We develop an accurate iterative algorithm for learning the parameters of a latent variable model such as latent structural SVM. Our approach uses the intuition that the learner should be presented with the training samples in a meaningful order: easy samples first, hard samples later. At each iteration, our approach simultaneously chooses the easy samples and updates the parameters.


REGION SELECTION FOR SCENE UNDERSTANDING

M. Pawan Kumar and D. Koller

We consider the problem of simultaneously dividing an image into coherent regions and assigning labels to regions using a global energy function. We form a large dictionary of putative regions using bottom-up over-segmentation techniques and formulate the problem of selecting the regions and their labels as an integer program. We provide an efficient dual decomposition method to solve an accurate linear programming relaxation of the integer program.


IMPROVED MOVES FOR TRUNCATED CONVEX MODELS

M. Pawan Kumar and P. Torr

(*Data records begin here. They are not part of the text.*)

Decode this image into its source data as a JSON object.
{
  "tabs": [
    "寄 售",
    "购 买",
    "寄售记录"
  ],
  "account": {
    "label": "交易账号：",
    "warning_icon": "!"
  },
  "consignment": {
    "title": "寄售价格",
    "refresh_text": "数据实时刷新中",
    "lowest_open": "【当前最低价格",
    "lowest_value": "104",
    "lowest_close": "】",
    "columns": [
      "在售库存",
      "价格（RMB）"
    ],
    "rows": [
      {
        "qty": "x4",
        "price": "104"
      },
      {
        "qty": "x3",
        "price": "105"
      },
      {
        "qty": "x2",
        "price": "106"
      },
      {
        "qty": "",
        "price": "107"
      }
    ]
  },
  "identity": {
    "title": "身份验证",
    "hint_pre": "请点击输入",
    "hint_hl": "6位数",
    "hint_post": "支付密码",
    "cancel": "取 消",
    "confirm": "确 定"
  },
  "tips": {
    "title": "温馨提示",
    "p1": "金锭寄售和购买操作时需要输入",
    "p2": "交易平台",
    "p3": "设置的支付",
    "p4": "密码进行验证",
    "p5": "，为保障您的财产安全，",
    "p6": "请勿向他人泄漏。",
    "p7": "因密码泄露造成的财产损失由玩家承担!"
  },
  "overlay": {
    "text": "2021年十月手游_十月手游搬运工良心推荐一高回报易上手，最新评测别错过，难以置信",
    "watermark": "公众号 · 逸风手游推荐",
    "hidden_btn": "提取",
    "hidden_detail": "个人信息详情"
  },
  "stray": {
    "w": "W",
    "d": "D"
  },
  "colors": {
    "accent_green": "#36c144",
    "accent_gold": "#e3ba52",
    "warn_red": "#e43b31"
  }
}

We develop a new st-MINCUT based move-making method for MAP estimation of discrete MRFs with arbitrary unary potentials and truncated convex pairwise potentials. We prove that our method provides the best known multiplicative bounds (same as the bounds obtained by solving the standard linear programming relaxation followed by randomized rounding) for these problems in polynomial time. We demonstrate the efficacy of our approach using synthetic and real data experiments.


ANALYSIS OF CONVEX RELAXATIONS FOR MAP ESTIMATION

M. Pawan Kumar, V. Kolmogorov and P. Torr

We analyze several convex relaxations for MAP estimation of discrete MRFs. We show that the standard linear programming relaxation dominates (provides a tighter approximation than) a large class of quadratic programming and second order cone programming relaxations. Our analysis leads to new second order cone programming relaxations that are tighter than the linear programming relaxation.


OBJECT CATEGORY SPECIFIC SEGMENTATION

M. Pawan Kumar, P. Torr and A. Zisserman

Given an image containing an instance of a known object category, we obtain an accurate, object-like segmentation automatically. We match a parts-based object category model to the image. Each sample of the model provides cues about the shape of the particular instance, which are incorporated in a global energy function. The segmentation is obtained by minimizing the energy using a single st-MINCUT.


LEARNING LAYERED MOTION SEGMENTATIONS

M. Pawan Kumar, P. Torr and A. Zisserman

Given a video we learn a layered representation of the scene for motion segmentation in an unsupervised manner. The layered representation consists of the shape and appearance of the various rigidly moving segments in the scene, their occlusion ordering as well as their framewise transformations. These parameters are estimated from a video by minimizing a global energy function using block coordinate descent.